Problem details
Could you filter the records below down to the lines that include the word "friends"?

Data for the task

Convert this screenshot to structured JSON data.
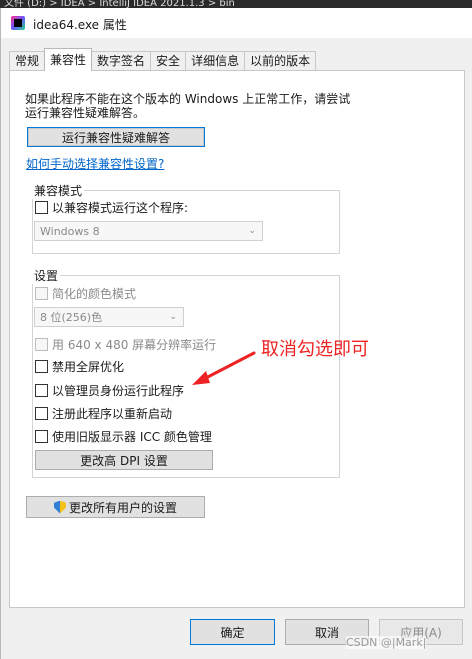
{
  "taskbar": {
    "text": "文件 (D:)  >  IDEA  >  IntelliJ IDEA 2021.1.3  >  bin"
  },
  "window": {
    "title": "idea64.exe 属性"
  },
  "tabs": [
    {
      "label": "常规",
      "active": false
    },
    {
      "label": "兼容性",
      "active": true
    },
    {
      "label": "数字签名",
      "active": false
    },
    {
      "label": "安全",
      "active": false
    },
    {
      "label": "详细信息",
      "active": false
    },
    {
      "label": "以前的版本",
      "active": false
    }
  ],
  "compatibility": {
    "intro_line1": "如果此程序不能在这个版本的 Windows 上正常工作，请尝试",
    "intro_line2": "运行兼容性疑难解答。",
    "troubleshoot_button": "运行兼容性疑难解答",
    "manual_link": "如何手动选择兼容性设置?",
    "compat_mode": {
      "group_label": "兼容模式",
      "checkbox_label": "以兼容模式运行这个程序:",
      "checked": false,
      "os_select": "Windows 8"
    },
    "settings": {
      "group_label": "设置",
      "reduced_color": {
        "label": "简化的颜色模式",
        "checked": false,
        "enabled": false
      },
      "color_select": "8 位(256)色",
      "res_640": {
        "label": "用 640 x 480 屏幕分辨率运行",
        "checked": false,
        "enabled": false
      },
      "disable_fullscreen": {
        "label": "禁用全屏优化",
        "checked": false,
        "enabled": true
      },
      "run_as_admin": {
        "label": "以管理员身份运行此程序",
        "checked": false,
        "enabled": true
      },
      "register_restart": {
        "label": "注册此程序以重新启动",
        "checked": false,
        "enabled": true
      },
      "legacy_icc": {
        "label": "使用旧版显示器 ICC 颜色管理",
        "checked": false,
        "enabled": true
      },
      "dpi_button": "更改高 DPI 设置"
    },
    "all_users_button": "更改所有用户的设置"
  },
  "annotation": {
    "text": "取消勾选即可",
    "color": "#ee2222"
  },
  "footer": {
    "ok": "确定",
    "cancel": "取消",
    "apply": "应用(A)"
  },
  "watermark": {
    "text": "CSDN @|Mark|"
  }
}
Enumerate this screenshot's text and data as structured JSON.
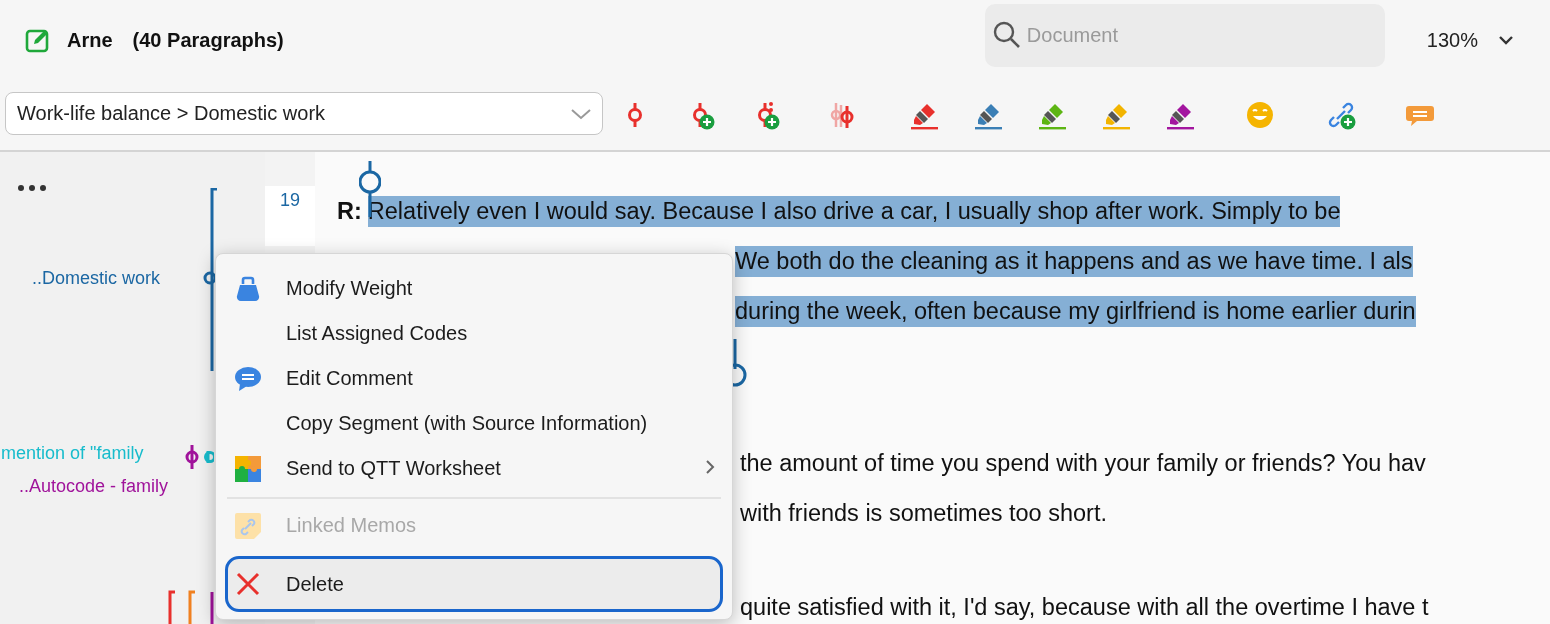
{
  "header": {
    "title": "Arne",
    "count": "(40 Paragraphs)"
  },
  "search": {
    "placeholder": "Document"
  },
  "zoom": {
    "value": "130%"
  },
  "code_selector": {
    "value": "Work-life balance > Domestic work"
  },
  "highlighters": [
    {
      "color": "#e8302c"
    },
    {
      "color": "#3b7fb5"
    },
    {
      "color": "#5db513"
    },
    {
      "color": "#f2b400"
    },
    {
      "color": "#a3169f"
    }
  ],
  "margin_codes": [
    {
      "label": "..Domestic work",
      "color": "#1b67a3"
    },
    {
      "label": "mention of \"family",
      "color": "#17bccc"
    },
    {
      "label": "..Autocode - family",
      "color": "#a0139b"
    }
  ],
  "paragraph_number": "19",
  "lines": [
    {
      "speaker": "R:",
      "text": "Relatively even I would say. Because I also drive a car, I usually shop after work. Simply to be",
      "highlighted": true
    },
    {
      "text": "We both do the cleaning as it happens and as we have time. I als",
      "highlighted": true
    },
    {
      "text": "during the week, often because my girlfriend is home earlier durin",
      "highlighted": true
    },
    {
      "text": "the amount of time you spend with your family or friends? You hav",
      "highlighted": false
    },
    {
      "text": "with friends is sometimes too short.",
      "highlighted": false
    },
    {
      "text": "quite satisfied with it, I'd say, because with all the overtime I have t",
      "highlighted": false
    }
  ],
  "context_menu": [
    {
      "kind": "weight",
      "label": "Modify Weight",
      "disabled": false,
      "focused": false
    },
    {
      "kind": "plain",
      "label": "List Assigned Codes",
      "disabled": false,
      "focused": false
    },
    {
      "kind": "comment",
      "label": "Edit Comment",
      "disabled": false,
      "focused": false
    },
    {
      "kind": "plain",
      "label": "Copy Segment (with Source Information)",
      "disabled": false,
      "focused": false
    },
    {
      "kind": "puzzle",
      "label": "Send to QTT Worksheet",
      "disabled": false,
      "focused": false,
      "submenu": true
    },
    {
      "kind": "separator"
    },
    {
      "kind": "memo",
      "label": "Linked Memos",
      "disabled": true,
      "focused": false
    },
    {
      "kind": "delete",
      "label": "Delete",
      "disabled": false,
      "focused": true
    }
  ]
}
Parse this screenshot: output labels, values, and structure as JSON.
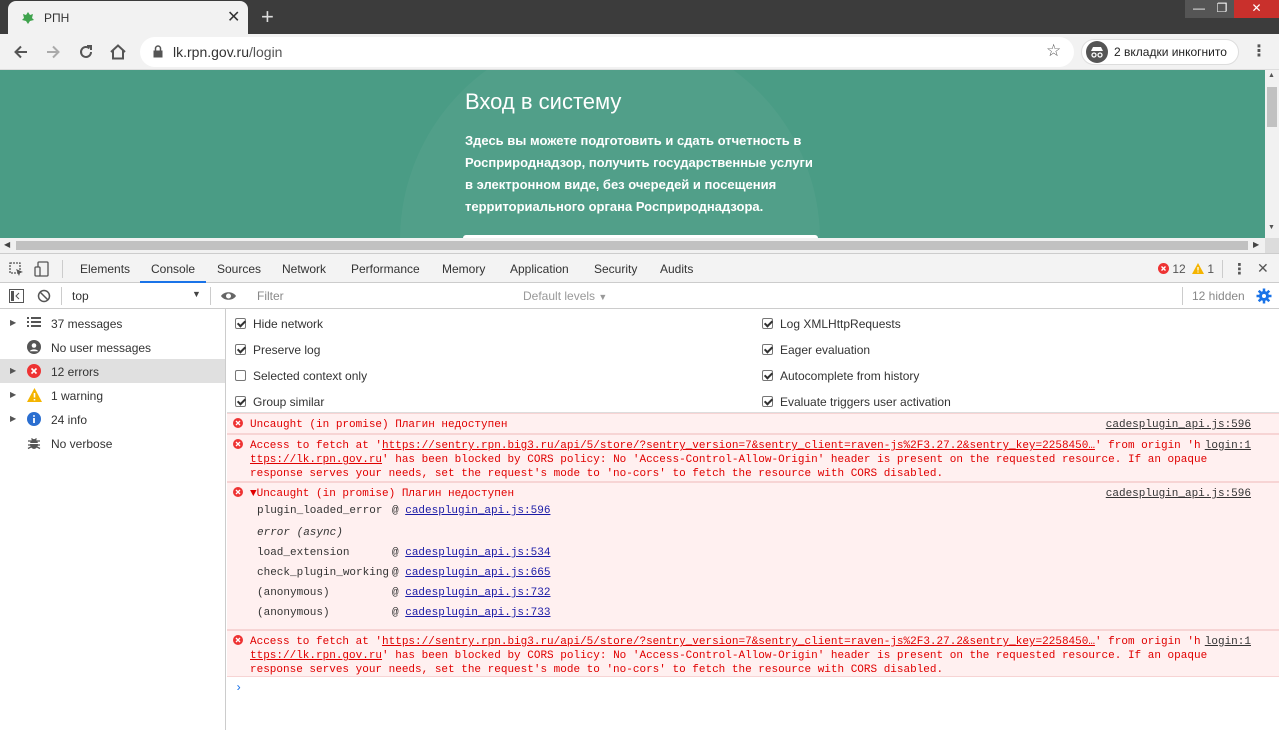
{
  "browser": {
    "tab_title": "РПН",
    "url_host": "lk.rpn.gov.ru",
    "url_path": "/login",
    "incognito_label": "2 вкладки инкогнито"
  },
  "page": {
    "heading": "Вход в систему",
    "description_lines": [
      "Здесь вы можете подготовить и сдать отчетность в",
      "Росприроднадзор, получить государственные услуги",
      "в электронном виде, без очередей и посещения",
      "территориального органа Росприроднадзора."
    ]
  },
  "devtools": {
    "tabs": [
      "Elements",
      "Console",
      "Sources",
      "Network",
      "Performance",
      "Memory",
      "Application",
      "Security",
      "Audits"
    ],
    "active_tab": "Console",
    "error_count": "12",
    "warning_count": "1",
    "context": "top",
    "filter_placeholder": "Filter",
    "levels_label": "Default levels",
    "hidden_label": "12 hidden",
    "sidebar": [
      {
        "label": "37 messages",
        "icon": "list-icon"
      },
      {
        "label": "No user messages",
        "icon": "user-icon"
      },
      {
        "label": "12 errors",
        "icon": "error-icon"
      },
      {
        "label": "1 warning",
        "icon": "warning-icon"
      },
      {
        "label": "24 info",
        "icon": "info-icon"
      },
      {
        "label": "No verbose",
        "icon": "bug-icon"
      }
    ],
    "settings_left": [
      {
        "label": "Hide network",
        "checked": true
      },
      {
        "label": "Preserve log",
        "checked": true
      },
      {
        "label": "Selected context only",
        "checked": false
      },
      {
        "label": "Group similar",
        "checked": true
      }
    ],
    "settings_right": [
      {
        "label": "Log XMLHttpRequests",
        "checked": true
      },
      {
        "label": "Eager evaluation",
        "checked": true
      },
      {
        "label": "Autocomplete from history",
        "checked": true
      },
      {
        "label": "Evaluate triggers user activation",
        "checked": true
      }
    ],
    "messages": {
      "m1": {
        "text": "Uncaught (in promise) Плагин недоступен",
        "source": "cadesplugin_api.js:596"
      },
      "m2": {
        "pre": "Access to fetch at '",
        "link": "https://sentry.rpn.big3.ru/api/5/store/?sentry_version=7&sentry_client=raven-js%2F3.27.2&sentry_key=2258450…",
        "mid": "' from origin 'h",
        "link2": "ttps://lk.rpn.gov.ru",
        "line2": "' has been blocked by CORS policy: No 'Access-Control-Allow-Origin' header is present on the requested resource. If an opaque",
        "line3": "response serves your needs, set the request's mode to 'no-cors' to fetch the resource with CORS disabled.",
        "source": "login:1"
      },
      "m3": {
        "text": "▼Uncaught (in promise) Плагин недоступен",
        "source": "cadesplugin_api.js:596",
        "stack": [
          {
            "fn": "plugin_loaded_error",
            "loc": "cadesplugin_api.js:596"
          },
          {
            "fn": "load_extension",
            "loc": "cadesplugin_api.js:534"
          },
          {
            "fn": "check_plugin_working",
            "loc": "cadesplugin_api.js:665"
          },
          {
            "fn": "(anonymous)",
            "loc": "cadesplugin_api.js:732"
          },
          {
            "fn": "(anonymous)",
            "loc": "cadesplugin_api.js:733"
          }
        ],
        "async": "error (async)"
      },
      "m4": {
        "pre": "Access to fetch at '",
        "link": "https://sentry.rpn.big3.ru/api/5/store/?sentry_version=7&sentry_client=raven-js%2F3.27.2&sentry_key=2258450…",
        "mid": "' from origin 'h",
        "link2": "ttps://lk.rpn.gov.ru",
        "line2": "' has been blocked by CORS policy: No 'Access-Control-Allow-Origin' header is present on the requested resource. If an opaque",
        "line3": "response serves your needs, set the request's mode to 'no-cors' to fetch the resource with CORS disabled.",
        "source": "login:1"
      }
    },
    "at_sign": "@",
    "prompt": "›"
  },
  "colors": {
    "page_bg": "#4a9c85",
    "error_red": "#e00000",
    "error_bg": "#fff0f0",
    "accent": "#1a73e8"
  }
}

Result of this task
      "text": "the amount of time you spend with your family or friends? You hav",
      "text": "with friends is sometimes too short.",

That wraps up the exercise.